= Beginning of Section =

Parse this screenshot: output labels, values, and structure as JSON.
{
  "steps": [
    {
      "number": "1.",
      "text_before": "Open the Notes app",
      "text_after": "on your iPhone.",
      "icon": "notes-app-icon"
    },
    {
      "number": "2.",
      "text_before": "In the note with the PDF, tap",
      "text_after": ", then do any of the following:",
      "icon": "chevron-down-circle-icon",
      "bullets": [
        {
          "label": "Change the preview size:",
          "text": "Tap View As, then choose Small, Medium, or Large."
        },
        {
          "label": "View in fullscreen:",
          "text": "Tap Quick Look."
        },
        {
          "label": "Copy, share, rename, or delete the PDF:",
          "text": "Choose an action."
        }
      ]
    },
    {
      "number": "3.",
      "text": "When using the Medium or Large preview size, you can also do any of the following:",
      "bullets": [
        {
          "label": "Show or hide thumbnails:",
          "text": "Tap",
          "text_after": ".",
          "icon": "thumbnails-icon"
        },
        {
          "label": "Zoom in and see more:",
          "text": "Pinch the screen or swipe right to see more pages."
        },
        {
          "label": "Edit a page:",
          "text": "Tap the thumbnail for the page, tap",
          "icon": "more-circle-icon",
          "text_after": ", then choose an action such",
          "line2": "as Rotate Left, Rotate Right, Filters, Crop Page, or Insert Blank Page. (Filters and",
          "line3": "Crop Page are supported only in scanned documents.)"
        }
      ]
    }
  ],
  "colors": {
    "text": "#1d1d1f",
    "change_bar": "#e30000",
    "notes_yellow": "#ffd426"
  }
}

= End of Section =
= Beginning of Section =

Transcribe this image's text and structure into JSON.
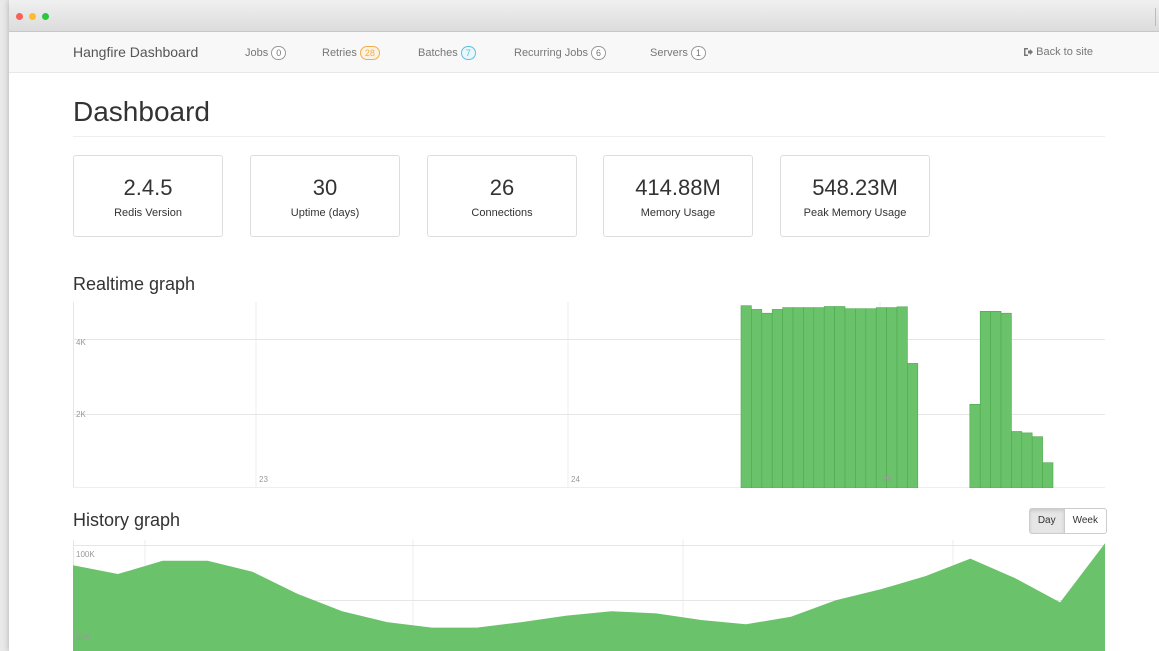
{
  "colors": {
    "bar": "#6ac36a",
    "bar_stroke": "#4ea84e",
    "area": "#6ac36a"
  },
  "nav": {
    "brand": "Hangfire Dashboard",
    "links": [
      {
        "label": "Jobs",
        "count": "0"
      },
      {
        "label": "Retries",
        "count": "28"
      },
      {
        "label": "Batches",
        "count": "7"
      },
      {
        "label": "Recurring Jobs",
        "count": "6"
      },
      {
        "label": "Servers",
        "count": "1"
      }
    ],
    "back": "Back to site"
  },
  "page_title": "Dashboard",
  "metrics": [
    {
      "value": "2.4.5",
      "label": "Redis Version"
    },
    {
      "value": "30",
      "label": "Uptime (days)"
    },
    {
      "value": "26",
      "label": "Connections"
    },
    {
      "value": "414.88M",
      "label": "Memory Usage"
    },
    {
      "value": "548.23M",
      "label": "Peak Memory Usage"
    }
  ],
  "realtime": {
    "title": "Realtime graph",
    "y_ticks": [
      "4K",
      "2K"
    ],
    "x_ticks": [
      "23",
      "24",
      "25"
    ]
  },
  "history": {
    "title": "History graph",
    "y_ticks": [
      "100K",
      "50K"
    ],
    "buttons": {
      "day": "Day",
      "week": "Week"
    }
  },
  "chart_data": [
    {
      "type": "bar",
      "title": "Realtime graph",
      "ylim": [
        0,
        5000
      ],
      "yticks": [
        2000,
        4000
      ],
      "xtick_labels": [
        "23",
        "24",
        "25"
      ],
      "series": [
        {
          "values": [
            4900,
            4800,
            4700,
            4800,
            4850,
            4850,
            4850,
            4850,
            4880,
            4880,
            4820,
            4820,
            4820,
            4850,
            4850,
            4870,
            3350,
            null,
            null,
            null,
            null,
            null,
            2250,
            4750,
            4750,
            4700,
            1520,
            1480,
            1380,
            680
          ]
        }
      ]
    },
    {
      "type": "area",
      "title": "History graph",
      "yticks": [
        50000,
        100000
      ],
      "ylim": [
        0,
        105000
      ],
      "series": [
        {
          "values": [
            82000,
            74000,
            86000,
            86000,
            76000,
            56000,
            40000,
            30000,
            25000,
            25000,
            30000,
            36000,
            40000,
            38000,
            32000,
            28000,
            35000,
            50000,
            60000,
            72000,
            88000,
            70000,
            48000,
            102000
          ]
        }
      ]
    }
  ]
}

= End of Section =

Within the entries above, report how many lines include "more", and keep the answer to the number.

3